— PROBLEM DESCRIPTION —
All of the entries below should be copied exactly as they appear.

Stored dataset items:
+++

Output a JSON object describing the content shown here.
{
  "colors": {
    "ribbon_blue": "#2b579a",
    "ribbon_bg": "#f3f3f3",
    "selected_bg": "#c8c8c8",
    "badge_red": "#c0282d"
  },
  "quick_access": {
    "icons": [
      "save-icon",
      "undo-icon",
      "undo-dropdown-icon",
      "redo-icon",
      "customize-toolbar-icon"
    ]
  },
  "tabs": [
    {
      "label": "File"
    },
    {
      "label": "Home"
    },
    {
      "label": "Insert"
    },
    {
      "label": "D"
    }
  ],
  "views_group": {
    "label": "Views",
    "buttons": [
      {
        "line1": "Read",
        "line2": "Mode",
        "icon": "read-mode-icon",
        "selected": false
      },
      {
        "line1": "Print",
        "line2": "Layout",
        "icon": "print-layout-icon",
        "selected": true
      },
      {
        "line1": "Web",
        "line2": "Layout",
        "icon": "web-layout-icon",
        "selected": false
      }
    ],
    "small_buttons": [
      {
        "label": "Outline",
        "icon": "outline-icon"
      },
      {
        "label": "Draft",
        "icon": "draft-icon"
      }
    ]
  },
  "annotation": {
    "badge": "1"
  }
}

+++

— WRITTEN RESPONSE —
Output a JSON object describing the content shown here.
{
  "colors": {
    "ribbon_blue": "#2b579a",
    "ribbon_bg": "#f3f3f3",
    "selected_bg": "#c8c8c8",
    "badge_red": "#c0282d"
  },
  "quick_access": {
    "icons": [
      "save-icon",
      "undo-icon",
      "undo-dropdown-icon",
      "redo-icon",
      "customize-toolbar-icon"
    ]
  },
  "tabs": [
    {
      "label": "File"
    },
    {
      "label": "Home"
    },
    {
      "label": "Insert"
    },
    {
      "label": "D"
    }
  ],
  "views_group": {
    "label": "Views",
    "buttons": [
      {
        "line1": "Read",
        "line2": "Mode",
        "icon": "read-mode-icon",
        "selected": false
      },
      {
        "line1": "Print",
        "line2": "Layout",
        "icon": "print-layout-icon",
        "selected": true
      },
      {
        "line1": "Web",
        "line2": "Layout",
        "icon": "web-layout-icon",
        "selected": false
      }
    ],
    "small_buttons": [
      {
        "label": "Outline",
        "icon": "outline-icon"
      },
      {
        "label": "Draft",
        "icon": "draft-icon"
      }
    ]
  },
  "annotation": {
    "badge": "1"
  }
}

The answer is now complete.